The government has so far declined to align itself with Western sanctions on Russia as authorities fear such a move could be met with retaliation from its northern neighbor.
Belkina, the volunteer, arrived in Georgia four years ago.
“We came as tourists but we liked it so much we decided to move to the country,” she added.
When Russia launched its invasion of Ukraine in late February, a number of Ukrainian families were stranded in Belkina’s family-run hotel, she added.
At first, the hotel owners helped those that were stuck unable to return but eventually they launched a larger initiative to help the growing number of Ukrainians arriving in Georgia to escape the war.
Ivan, one of the volunteers who prefers not to give his full name, told Efe that he left Russia after Putin launched his invasion.
“The Georgian government helps the refugees a lot, but we decided to do our bit, too,” he added.
Georgians donate funds, food and medicine to the volunteer workers each day while Belkina also stocks up products at nearby markets, which are later distributed by a team of 40 to 50 volunteers at the improvised aid center.
“I’ve really taken this war to heart. I have no more tears to shed because of how much I cried, the important thing now is to keep doing all we can to help Ukrainians.”
The Russian volunteers also offer the refugees legal advice and help to organize accommodation.

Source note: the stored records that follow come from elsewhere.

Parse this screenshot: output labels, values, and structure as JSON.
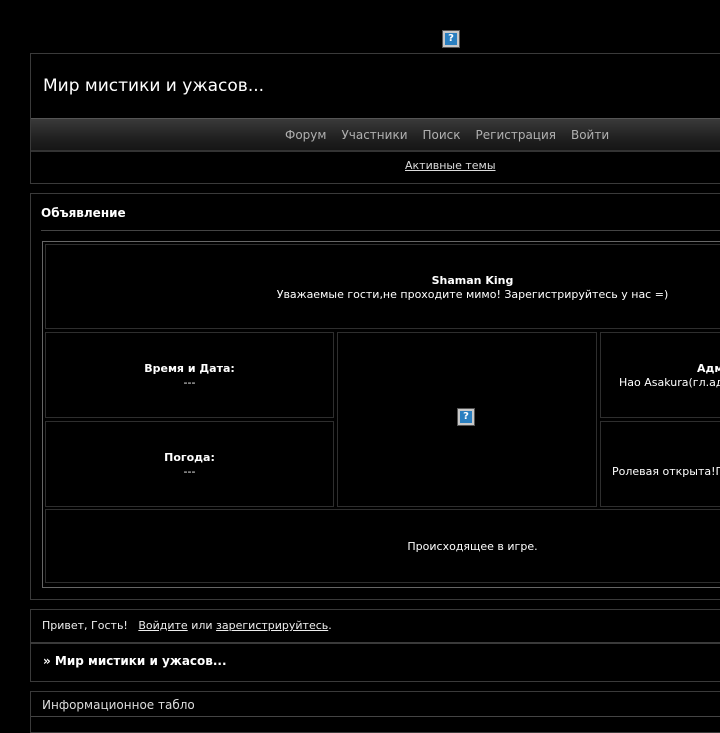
{
  "header": {
    "title": "Мир мистики и ужасов...",
    "nav": [
      "Форум",
      "Участники",
      "Поиск",
      "Регистрация",
      "Войти"
    ],
    "active_topics": "Активные темы"
  },
  "announcement": {
    "title": "Объявление",
    "game_title": "Shaman King",
    "game_sub": "Уважаемые гости,не проходите мимо! Зарегистрируйтесь у нас =)",
    "time_label": "Время и Дата:",
    "time_value": "---",
    "weather_label": "Погода:",
    "weather_value": "---",
    "admin_label": "Адм",
    "admin_value": "Hao Asakura(гл.ад",
    "rp_status": "Ролевая открыта!П",
    "happening": "Происходящее в игре."
  },
  "greeting": {
    "hello": "Привет, Гость!",
    "login": "Войдите",
    "or": "или",
    "register": "зарегистрируйтесь",
    "dot": "."
  },
  "breadcrumb": "» Мир мистики и ужасов...",
  "info_board": "Информационное табло",
  "icons": {
    "broken_image": "question-icon"
  }
}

One of the refugees who has arrived at the center is Svetlana, who did not want to give her full name, who arrived in Tbilisi with her son having made the trip from the southern Ukrainian city of Mariupol.
“We were lucky, our house was not destroyed but we went without water, light and gas for a month,” she told Efe.
Svetlana left Mariupol via a humanitarian corridor organized by Russian troops. She and her son made their way into the Russian-controlled areas of the Donbas and from there into Russia.